Christina Vantzou ‘No. 4’ – album review
Christina Vantzou ‘No. 4’ (Kranky Records)
CD | LP | DL
Rel Date 6th April 2018
Three years after the beautiful ‘No. 3’ Belgian-based neo classical composer Christina Vantzou releases new material; she continues the numeric progression entitling the album ‘No. 4’, however the eleven pieces venture further into the mix of ambient classicalism, drone, and subtle distortion that characterises her earlier work.
Opening with (the catchy titled) ‘Glissando for Bodies and Machines in Space’ a rhythmic piece based around a looped descending vocal, a brooding deep drone ebbs and flows before the entire soundscape rises to a subtle yet eerie climax whilst ‘Percussion in Nonspace’ is more disjointed, odd ectopic sounds punctuate the almost directionless course of the track creating an almost suspended feel.

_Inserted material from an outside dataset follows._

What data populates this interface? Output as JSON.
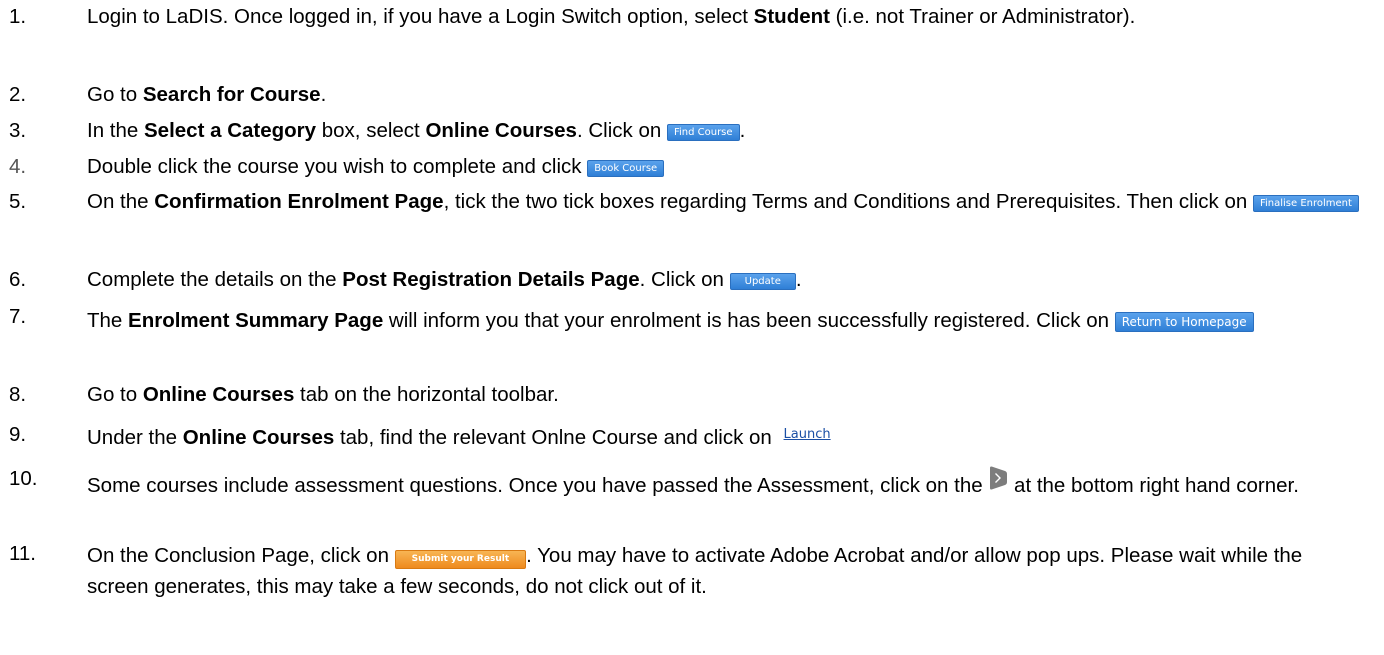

Apparently as part of the creation process Vantzou wanted to “blur lines of hierarchy,” and thus allowed all ensemble members and technical assistants to add or delete elements; I’d suggest this shows an immense amount of bravery in her initial concept, that bravery is amply rewarded on pieces like’ At Dawn’ which hints at the darker elements recently employed by Zimmer and Wallfisch during the Blade Runner 2049 soundtrack.
‘Doorway’ has an ominous encroaching element yet you seem to glide between the shards of keyboard colour, colour which washes though ‘Some Limited and Waning Memory’ lifting you from hypnotic slumber with crystalline piano refrain; the various textures of the piece combine, resonating drones give way bird sound and vibraphone as the track weaves its way through the shadows.
Despite the almost anarchic recording process, the album is cohesive, nothing jars, yet each piece is distinct from the other and is a testament to the ability of Vantzou’s collaborators, including fellow Kranky artists Steve Hauschildt and John Also Bennett (of Forma) as well as Angel Deradoorian (ex-Dirty Projectors), Clarice Jensen, Beatrijs De Klerck, and members of Belgium’s Echo Collective.
Concluding with ‘Remote Polyphony’ (feat Steve Hauschildt) a cinematic masterpiece, hinting at vast unending galaxies, flashes of light intersperse the unmapped haunting journey.
This is a body of work to be truly listened to; allow yourself the time, be free of distraction and the combination of electronic and acoustic elements will genuinely transform you.